Gearing Up – Spread Betting

Gearing Up – Spread Betting

Spread betting is perhaps the simplest form of derivative trading around and is certainly the most tax-efficient. Spread bets allow you to bet that the price of an underlying asset (a share, commodity or index) will rise or fall. This means that you could hedge your existing holdings, perhaps betting on a fall in the FTSE 100 to offset the risk of a fall in your UK portfolio.

You could also use spread betting to speculate on your view of an underlying asset (a share price or index level, for example), either trying to profit from a falling price or hoping to make enhanced gains from a rising price. Betting on falling prices is known as ‘going short’, whereas betting on rising prices is called ‘going long’.

The great advantage of spread betting is that gains are totally free from tax. This means you do not have to pay capital gains tax at 40 per cent (for higher-rate taxpayers) on gains over the annual exempt allowance, which is currently £9,200. On the other hand, you cannot offset any losses from spread betting on gains made elsewhere.

Spread betting is also very flexible and allows you to choose risk levels to suit your own circumstances. This is because the higher the degree of gearing (magnification) you use in the hope of boosting returns, the more your profits or losses will be enhanced.

For example, you could set your gearing level at 10 times (10-1), where your profit or loss would change by 10p for every point move in the FTSE 100 index. If you were more confident (or could stand to make a larger loss), you could gear up by one thousand times, where every point move by the FTSE 100 would create a £10 change in the value of your bet.

Although spread bets can be kept open for several months, you must leave a deposit (known as margin) with your broker. A typical minimum margin level would be around £2,000. However, if you are making a loss on your position, you must top up the margin every day – although you do not have to keep the bet open for as long as you intended at the outset, of course.

If you bet on a rising price, you can make unlimited enhanced profits. And, if the market moved against you, your losses would be enhanced but capped, as the underlying price could fall no further than 0p.

On the other hand, if you bet on a falling price, your potential profits would be enhanced but limited. And if you bet on a falling price and it rose, your losses could be unlimited – hence, the need to top up your margin (on any day you lose money) acts as a break and could force you to close a disastrous position, instead of racking up enormous losses, which would only be settled at the close of the bet.

You can also restrict your potential downside by setting a stop-loss with your broker. This would close your position, if the underlying price moved against you and past a predetermined level (falling 10 per cent below its opening price, for example).

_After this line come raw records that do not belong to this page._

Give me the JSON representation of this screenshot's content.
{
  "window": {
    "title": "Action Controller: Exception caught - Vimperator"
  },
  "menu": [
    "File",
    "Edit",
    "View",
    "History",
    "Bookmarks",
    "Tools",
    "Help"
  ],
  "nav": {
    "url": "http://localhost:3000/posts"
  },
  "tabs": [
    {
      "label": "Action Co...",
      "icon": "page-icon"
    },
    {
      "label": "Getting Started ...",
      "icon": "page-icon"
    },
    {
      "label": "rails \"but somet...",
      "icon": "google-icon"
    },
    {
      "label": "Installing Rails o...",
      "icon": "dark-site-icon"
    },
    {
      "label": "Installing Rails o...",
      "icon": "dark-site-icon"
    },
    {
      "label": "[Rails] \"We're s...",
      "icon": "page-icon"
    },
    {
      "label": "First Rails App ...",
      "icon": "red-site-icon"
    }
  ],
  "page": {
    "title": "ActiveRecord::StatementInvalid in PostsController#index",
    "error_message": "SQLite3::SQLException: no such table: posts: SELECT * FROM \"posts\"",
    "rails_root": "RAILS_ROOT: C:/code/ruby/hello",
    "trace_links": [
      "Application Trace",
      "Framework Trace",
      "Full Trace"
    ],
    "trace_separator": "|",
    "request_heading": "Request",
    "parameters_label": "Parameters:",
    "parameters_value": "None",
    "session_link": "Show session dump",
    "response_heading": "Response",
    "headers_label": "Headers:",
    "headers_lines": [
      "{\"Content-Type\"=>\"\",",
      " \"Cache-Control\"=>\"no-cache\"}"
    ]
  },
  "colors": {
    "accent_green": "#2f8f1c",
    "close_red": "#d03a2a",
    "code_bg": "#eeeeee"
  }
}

Stop-losses should not be set too tight, though, as the underlying price could move against you before changing direction, so you do not want to be closed out too early. You can also use a trailing stop-loss, which keeps the same percentage-point distance but follows a rising underlying price up in a bull market, enabling you to lock-in some gains.

Spread-betting providers set their own spreads, which are not necessarily the same as the bid price and offer price for an underlying share. So spreads can be set much wider for spread betters (although, in theory, competition between brokers should keep spreads fairly tight).

In reality, though, underlying spreads on some shares can be as wide as 5 per cent, although they are normally much tighter for large, frequently-traded shares. This is because the wider the spread, the larger the movement required by the underlying price for the bet to pay off.

You go long with a spread bet by ‘buying’ the underlying asset at its offer price and close it by ‘selling’ at the bid price. To go short, ‘sell’ the underlying asset at the bid price and close by ‘buying’ at the offer price.

The only difference is in foreign-exchange trading, sometimes known as forex, which is a form of spread betting. Currencies are always shown in pairs and you buy the one you think will perform better. For example, if you think the dollar will fall relative to sterling, you need to buy sterling (versus the dollar).

To conclude spread betting is great fun, and almost anyone can enjoy the odd bet now and again. But if you want to make money from spread betting, then it must be taken seriously and a disciplined and tactical approach is required.